Cherokee Nation: ᏣᎳᎩ: Wherever We Are, Young Cherokees
Virtual series will celebrate, connect Cherokees
Monday, April 26, 2021
From our original homeland in eastern North America, Cherokees have moved all over the world. Wherever we go, our Cherokee identity goes with us.
A new virtual event series aims to strengthen those bonds. The series, called “Cherokee: Wherever We Are,” will bring Cherokees together from around the globe to celebrate our rich traditions, history, language and culture.
Many of our 390,000 Cherokee Nation citizens are spread across the country, and we typically have robust travels to visit Cherokee groups organized within the Community & Cultural Outreach department. Like many things, those visits have been tabled during the pandemic. However, Cherokees have always been innovative and resilient, so we have devised new ways to form connections.
The online “Cherokee: Wherever We Are” series will be held monthly. The first one
, on April 24, features Cherokees ages 18 to 35, who represent the present and future of Cherokee Nation. The participants discuss modern Cherokee art, activism and engagement, and history. We talk about the Remember the Removal Ride from its first year to the present, Cherokee leadership values and how the Cherokee Nation impacts our lives.
Future dates and topics include:
On May 15, we’ll have a conversation on the state of the pandemic
. We’ll share the most recent information on the pandemic within the Cherokee Nation and our plan for moving forward. The program will feature health updates and dialogue with nurses and doctors in the Cherokee Nation Health System about their experiences on the front lines of combatting this disease. We’ll explore our government’s response, relief programs, vaccination efforts and how the tribe and Cherokee families are recovering.
On June 12, we’ll profile Cherokee Nation outdoor recreation and how Cherokees strengthen bonds with each other in the great outdoors. We’ll discuss conservation, hunting and fishing, and the connections of sport, traditions, animals and the land. I look forward to enlightening conversation on how best to preserve and enjoy the land, wildlife, air and water.
July 17 will be a program dedicated to the strong women of the Cherokee Nation. We will honor Cherokee women who strengthened our tribe throughout history and who remain the backbone of Cherokee Nation today. This event will feature multiple generations of Cherokee women.
Additional events will be held August 7, September 18, October 16 and November 20. All information about how to stream and participate will be posted on Cherokee Nation’s social media platforms.
Travel and migration have long been important to the Cherokee people, but no matter how far we go, it’s just as important to maintain our bonds with each other. That’s why I and the rest of the team at Cherokee Nation have prioritized connecting in virtual space to discuss our collective history and our shared future.

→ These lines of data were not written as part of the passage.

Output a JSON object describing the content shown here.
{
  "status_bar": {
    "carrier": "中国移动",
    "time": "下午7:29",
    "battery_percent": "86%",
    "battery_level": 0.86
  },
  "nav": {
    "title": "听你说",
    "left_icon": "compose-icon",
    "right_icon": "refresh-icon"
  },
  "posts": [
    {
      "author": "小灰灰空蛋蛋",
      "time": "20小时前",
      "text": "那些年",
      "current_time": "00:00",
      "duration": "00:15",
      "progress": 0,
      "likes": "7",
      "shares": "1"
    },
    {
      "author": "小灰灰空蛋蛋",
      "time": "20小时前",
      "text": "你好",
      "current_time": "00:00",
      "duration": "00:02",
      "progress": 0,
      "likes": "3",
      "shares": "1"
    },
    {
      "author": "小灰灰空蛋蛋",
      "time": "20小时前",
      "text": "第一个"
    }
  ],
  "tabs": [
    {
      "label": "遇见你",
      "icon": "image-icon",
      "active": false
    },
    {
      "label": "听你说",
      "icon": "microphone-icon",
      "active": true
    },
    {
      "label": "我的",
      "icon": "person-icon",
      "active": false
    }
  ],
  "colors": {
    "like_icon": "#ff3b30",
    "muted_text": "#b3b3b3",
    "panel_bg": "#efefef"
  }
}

Cherokee families come in all shapes and sizes. We work in diverse careers and live everywhere from our reservation in northeast Oklahoma to the far corners of the globe.
But since time immemorial, we remain one Cherokee Nation. We celebrate each other and our traditions as Cherokees, wherever we are.
Chuck Hoskin Jr.
is the 18th elected Principal Chief of the Cherokee Nation, the largest Indian
tribe in the United States. He is only the second elected Principal Chief of the
Cherokee Nation from Vinita, the first being Thomas Buffington, who served from
1899-1903. Prior to being elected Principal Chief, Hoskin served as the tribe’s
Secretary of State. He also formerly served as a member of the Council of the
Cherokee Nation, representing District 11 for six years.